> GIVEN RECORDS:

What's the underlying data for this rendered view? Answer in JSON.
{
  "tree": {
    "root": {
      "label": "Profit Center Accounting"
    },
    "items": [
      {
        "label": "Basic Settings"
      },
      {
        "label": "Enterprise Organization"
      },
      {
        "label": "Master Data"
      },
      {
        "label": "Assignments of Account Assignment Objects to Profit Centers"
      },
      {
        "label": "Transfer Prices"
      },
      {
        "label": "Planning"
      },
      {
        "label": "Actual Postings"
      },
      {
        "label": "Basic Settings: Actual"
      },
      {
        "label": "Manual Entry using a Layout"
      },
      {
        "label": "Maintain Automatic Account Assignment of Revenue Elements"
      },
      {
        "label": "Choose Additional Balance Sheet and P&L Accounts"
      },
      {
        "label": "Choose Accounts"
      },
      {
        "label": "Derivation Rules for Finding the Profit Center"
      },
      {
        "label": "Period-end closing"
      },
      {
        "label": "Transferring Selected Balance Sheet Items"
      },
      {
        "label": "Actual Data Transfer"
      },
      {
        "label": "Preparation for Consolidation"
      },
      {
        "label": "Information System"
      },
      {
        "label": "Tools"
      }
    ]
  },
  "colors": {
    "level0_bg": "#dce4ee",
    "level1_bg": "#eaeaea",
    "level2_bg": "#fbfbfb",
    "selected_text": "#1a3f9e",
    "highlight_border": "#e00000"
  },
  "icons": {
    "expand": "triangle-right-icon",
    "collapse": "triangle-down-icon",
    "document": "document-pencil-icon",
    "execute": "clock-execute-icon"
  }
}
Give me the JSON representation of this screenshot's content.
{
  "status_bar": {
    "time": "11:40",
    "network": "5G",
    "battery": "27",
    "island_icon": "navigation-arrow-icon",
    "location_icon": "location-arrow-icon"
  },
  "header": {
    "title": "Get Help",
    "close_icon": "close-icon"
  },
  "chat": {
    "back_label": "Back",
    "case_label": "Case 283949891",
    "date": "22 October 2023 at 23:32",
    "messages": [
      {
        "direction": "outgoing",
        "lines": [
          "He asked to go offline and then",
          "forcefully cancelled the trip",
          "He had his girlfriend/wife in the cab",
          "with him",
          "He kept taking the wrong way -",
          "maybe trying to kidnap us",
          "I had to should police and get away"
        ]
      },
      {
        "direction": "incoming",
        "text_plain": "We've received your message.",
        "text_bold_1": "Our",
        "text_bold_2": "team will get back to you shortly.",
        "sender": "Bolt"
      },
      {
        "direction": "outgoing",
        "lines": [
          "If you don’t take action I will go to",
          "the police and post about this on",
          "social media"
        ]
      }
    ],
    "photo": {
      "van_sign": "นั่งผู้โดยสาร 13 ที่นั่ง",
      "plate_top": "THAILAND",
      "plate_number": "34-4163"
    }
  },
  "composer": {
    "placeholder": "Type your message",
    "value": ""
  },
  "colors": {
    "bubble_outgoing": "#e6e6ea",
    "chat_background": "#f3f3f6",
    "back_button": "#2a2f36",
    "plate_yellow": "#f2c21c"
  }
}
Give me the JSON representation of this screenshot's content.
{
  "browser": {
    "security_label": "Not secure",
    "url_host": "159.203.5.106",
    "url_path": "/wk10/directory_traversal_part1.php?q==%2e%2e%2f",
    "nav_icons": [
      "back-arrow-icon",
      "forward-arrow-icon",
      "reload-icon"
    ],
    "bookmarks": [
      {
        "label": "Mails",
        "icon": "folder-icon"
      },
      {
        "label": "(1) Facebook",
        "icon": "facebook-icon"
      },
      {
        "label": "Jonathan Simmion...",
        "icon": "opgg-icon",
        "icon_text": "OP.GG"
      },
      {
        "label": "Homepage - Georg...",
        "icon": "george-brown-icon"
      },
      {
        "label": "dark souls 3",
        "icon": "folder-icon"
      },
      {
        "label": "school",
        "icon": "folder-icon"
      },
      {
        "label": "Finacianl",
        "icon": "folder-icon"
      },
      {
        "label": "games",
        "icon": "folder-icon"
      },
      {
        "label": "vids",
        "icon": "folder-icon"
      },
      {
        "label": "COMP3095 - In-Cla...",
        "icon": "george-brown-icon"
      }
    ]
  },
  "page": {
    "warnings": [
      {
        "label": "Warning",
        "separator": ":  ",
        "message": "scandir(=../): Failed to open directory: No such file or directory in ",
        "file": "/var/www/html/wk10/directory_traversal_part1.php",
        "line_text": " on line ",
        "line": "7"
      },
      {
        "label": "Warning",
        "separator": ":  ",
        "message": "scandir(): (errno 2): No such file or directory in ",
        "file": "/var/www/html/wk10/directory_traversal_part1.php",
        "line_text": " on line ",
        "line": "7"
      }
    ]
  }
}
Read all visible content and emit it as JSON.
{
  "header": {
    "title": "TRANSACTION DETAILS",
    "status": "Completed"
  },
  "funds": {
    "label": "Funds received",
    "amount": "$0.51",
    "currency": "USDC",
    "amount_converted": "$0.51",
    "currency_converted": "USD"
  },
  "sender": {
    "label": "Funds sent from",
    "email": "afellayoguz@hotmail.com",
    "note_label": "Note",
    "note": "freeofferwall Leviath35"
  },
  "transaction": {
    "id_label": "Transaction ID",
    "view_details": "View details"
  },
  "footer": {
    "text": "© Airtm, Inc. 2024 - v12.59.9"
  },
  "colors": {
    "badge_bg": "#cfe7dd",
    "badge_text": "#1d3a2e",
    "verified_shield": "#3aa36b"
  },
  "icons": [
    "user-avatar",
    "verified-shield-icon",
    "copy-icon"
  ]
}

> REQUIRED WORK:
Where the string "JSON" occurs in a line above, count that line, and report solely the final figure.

> EXERCISE RESPONSE:
4